Phosphorylation of H4 serine 47 promotes HIRA-mediated nucleosome assembly
Bin Kang Mintie Pu, Gangqing Hu, Weihong Wen, Zigang Dong, Keji Zhao, Bruce Stillman, and Zhiguo Zhang
Multiple histone H3 variants exist in mammalian cells. While histone variant H3.3 differs from the canonical histone H3 (H3.1) by only five amino acids, it has distinct roles in heterochromatin formation and gene silencing. It is also packaged into nucleosomes via a distinct mechanism: H3.1-H4 is assembled via a CAF-1-mediated and replication-coupled process, while H3.3-H4 is assembled via HIRA and Daxx in a replication-independent process.
In this paper, Kang et al. reveal that a single post-translational modification on histone H4 differentially regulates these distinct nucleosome assembly pathways.

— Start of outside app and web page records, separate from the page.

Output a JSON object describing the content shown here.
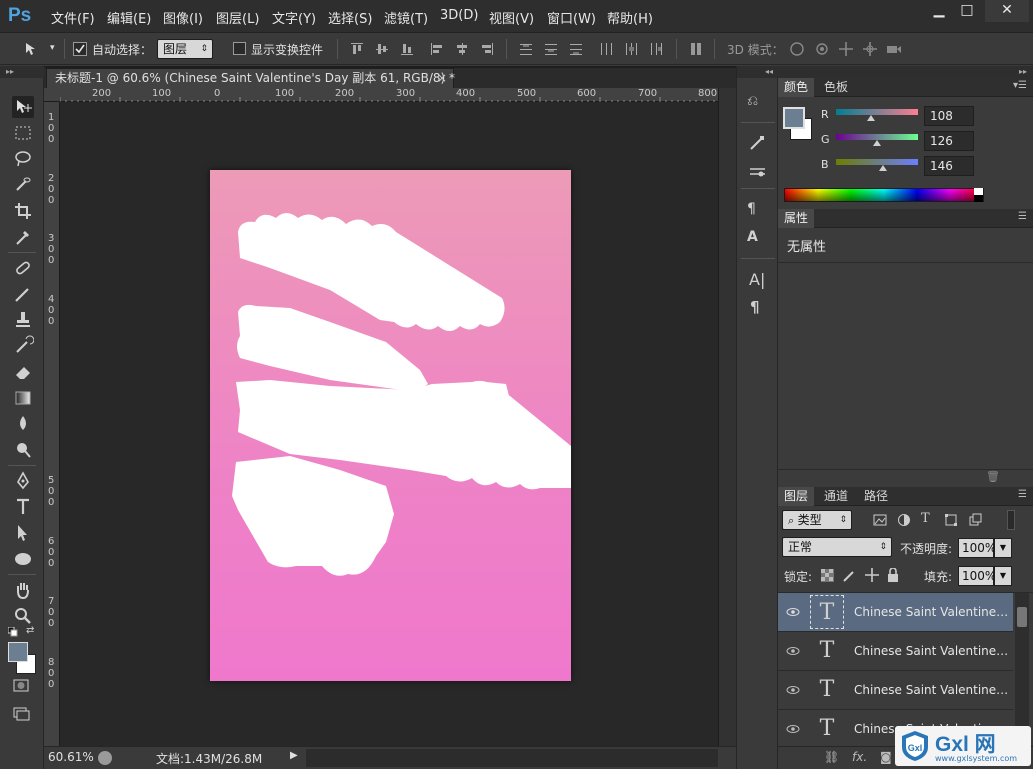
{
  "app": {
    "logo": "Ps",
    "menu": [
      "文件(F)",
      "编辑(E)",
      "图像(I)",
      "图层(L)",
      "文字(Y)",
      "选择(S)",
      "滤镜(T)",
      "3D(D)",
      "视图(V)",
      "窗口(W)",
      "帮助(H)"
    ],
    "window_controls": {
      "minimize": "▁",
      "maximize": "□",
      "close": "✕"
    }
  },
  "options_bar": {
    "auto_select_label": "自动选择：",
    "auto_select_value": "图层",
    "show_transform_label": "显示变换控件",
    "mode_3d_label": "3D 模式："
  },
  "document": {
    "tab_title": "未标题-1 @ 60.6% (Chinese   Saint   Valentine's   Day 副本 61, RGB/8) *",
    "tab_close": "×",
    "ruler_h_labels": [
      "200",
      "100",
      "0",
      "100",
      "200",
      "300",
      "400",
      "500",
      "600",
      "700",
      "800"
    ],
    "ruler_v_labels": [
      "1",
      "0",
      "0",
      "2",
      "0",
      "0",
      "3",
      "0",
      "0",
      "4",
      "0",
      "0",
      "5",
      "0",
      "0",
      "6",
      "0",
      "0",
      "7",
      "0",
      "0",
      "8",
      "0",
      "0"
    ],
    "zoom": "60.61%",
    "doc_size": "文档:1.43M/26.8M"
  },
  "color_panel": {
    "tabs": [
      "颜色",
      "色板"
    ],
    "r_label": "R",
    "g_label": "G",
    "b_label": "B",
    "r_value": "108",
    "g_value": "126",
    "b_value": "146",
    "foreground": "#6c7e92"
  },
  "properties_panel": {
    "tab": "属性",
    "empty_text": "无属性"
  },
  "layers_panel": {
    "tabs": [
      "图层",
      "通道",
      "路径"
    ],
    "filter_label": "类型",
    "blend_mode": "正常",
    "opacity_label": "不透明度:",
    "opacity_value": "100%",
    "lock_label": "锁定:",
    "fill_label": "填充:",
    "fill_value": "100%",
    "layers": [
      {
        "name": "Chinese  Saint  Valentine's ...",
        "thumb": "T",
        "selected": true
      },
      {
        "name": "Chinese  Saint  Valentine's ...",
        "thumb": "T",
        "selected": false
      },
      {
        "name": "Chinese  Saint  Valentine's ...",
        "thumb": "T",
        "selected": false
      },
      {
        "name": "Chinese  Saint  Valentine's ...",
        "thumb": "T",
        "selected": false
      }
    ]
  },
  "watermark": {
    "brand": "Gxl 网",
    "url": "www.gxlsystem.com"
  }
}
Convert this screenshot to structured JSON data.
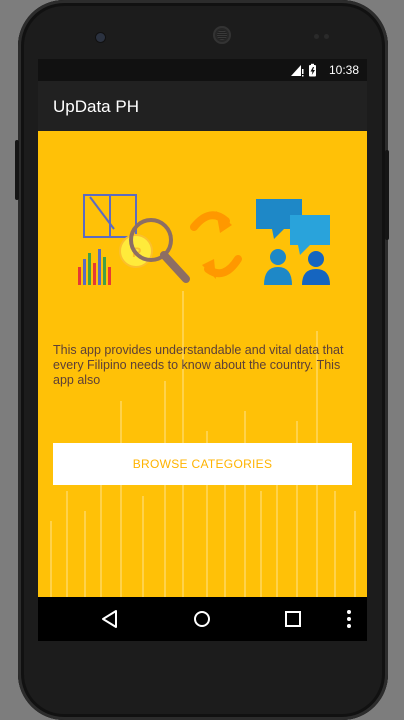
{
  "status_bar": {
    "time": "10:38",
    "icons": [
      "signal-icon",
      "battery-icon"
    ]
  },
  "app_bar": {
    "title": "UpData PH"
  },
  "main": {
    "description": "This app provides understandable and vital data that every Filipino needs to know about the country. This app also",
    "browse_button_label": "BROWSE CATEGORIES"
  },
  "navigation_bar": {
    "buttons": [
      "back-icon",
      "home-icon",
      "recents-icon",
      "overflow-menu-icon"
    ]
  },
  "colors": {
    "background": "#ffc107",
    "app_bar": "#212121",
    "button_text": "#ffb300",
    "description_text": "#5d4037",
    "hero_blue": "#1e88c7",
    "hero_orange": "#ff9800"
  }
}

The authors demonstrate that phosphorylation of histone H4 serine 47 (H4S47ph), which is catalyzed by the PAK2 kinase, promotes HIRA-mediated nucleosome assembly and inhibits the CAF-1-mediated pathway. According to their data, H4S47ph increases the association of HIRA with H3.3-H4 and inhibits the association of CAF-1 with H3.1-H4.
PAK2 is an auto-inhibitory kinase that is activated in response to external cellstimuli. The authors point out that, “our results, for the first time, link a kinase involved in cell signaling to the regulation of two important nucleosome assembly pathways in mammalian cells, and imply that nucleosome assembly ofH3.3 and H3.1 is dynamically regulated in response to environmental cures.”
Genes & Development is a publication of the Cold Spring Harbor Laboratory Press. The Cold Spring Harbor Laboratory is a private, non-profit, basic research and educational institution. Scientists at the Laboratory conduct groundbreaking research in cancer, neurobiology, plant molecular genetics, genomics and bioinformatics. The Laboratory is recognized internationally for its educational activities, which include an extensive program of scientific meetings and courses that attract more than 8000 scientists to the campus each year. For more information about the Cold Spring Harbor Laboratory, visit www.cshl.org or call the Department of Public Affairs at (516) 367-8455.
Genes & Development
Cold Spring Harbor Laboratory
tel. (516) 422-4018
fax (516) 422-4093